Team Bonding: Success On and Off the Track
At this year’s track banquet, Phillips-Gallucci delivered a senior speech, in which. he joked that Rubin never clarified that he had actually made it on the team.
“But it was clear since October of our freshman year that everyone cared for him like a brother,” Eziri said. “Fast-forward to our senior year, and he became a team captain. It’s a perfect representation of Ellis’ evolution on the team into a leader … from walk-on to team captain.”
In terms of on-paper achievement, Phillips-Gallucci went from never having jumped a hurdle to breaking the school record in the 400-meter hurdle event. He is currently tied for third nationally in Division III.
“The memories I have with the track team are some of the ones I hold most dear,” Phillips-Gallucci said. “Whether that be NESCACS this season … or winning Little Threes my freshman year for the first time in thirty years, they are fond memories of mine.”
When Eziri and Phillips-Gallucci lived in New York this past summer, they would sneak onto Dewitt Clinton High School’s fenced-off track to stay in shape. That fitness carried through to this season.
Eziri said he values his relationship with Phillips-Gallucci both as a workout partner, and as a conversation partner.
“We would spend a lot of time on the balcony [of Phillips-Gallucci’s apartment complex] watching the stars, and just talking for hours about random things … life, ideology, the difficulties of track and school,” Eziri said. “I’m going to miss talking to him. He’s one of the most empathetic, understanding individuals I’ve met.”

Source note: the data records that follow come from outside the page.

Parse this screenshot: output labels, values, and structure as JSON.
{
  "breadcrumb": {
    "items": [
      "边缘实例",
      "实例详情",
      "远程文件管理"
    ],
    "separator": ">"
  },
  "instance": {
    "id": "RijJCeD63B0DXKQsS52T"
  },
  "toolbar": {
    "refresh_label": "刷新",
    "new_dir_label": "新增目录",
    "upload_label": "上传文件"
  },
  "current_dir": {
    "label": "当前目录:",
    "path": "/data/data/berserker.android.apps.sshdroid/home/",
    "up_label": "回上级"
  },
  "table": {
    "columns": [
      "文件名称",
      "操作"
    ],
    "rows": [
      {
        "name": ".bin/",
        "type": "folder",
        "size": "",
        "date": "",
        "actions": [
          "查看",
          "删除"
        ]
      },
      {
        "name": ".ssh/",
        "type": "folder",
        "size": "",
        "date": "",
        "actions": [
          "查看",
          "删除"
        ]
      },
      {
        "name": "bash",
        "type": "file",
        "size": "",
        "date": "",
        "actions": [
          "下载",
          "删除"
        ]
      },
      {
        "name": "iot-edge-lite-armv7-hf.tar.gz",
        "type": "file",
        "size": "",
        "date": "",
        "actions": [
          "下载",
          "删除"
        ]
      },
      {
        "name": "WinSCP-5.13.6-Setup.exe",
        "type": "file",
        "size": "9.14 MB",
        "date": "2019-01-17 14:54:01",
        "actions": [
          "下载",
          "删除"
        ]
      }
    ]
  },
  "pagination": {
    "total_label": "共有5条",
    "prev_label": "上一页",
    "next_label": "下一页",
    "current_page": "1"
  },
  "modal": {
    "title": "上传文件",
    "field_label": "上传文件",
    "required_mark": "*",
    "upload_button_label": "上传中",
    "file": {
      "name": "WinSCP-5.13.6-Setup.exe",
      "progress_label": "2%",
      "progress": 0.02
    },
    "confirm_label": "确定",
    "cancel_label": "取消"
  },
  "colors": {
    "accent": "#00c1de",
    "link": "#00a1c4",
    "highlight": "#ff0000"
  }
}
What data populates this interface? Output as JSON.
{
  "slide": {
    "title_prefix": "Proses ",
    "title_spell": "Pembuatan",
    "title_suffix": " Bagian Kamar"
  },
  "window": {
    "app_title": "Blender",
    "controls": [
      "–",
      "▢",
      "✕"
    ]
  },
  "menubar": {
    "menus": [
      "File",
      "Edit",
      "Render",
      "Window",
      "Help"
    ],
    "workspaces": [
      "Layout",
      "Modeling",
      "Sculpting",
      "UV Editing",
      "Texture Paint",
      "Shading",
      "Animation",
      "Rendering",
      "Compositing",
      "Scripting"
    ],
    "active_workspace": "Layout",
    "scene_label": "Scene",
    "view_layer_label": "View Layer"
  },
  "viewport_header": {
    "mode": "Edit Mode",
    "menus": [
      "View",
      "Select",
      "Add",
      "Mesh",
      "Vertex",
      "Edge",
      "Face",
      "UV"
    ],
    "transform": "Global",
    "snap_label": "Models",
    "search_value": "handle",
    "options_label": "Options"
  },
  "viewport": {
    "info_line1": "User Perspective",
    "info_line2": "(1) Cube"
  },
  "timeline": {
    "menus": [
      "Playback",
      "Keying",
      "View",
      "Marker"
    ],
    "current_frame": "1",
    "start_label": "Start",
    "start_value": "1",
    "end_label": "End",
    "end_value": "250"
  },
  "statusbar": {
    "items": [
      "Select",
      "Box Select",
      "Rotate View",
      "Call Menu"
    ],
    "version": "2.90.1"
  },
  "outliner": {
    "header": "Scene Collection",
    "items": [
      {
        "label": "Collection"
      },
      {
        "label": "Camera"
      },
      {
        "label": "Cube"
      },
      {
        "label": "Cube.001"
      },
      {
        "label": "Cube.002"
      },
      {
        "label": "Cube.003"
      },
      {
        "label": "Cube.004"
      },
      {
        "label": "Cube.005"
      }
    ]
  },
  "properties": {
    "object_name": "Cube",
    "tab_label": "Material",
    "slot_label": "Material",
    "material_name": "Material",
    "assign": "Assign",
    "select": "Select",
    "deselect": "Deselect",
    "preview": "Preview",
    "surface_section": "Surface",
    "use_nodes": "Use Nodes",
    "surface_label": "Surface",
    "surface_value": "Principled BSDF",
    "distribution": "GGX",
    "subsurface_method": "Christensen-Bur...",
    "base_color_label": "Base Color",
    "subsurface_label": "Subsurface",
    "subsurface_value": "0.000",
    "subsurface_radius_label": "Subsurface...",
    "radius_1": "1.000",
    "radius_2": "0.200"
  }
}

Eziri added that Phillips-Gallucci has spent countless hours helping him with his thesis, and “prodded at the ideological assumptions that I wasn’t looking at entirely.”
“He asks the questions that no one else is asking and is trying to understand on a different level than other people,” Eziri said.
Eziri mentioned Phillips-Gallucci in the acknowledgements of his thesis, even though, Eziri joked, he didn’t end up using the title that Phillips-Gallucci suggested.
After Amherst: Educating Others
With two professors as his parents, Phillips-Gallucci said that education came naturally to him. Next year, Phillips-Gallucci will be a teaching fellow at the School for Ethics and Global Leadership in Washington, D.C., Phillips-Gallucci will co-teach an ethics course, shadow other teachers, and advise students.
In the wake of 9/11, the school’s founder, Noah Bopp, established the semester-long program for globally-minded high school juniors. With locations in London, England, and Johannesburg, South Africa, the school has a strong international focus, Phillips-Gallucci said. A few of his friends attended the school, he added.
“Education is something that has been important for my own development and something which I felt that kids at my school weren’t as fortunate to have,” Phillips-Gallucci said. “I hope that by being an educator, I can help people.”
This time, Phillips-Gallucci feels more prepared for the transition into teaching than he did the summer before college, but who knows what new books he still might turn to for guidance. Or maybe Phillips-Gallucci’s students will be the ones toting books by Plato and Aristotle to their first advising meetings.
Either way, these students will be lucky to have Phillips-Gallucci as their teacher.
“I wish that everyone had an Ellis in their lives,” Eziri said. “He is one of the most empathetic, understanding individuals I’ve ever met.”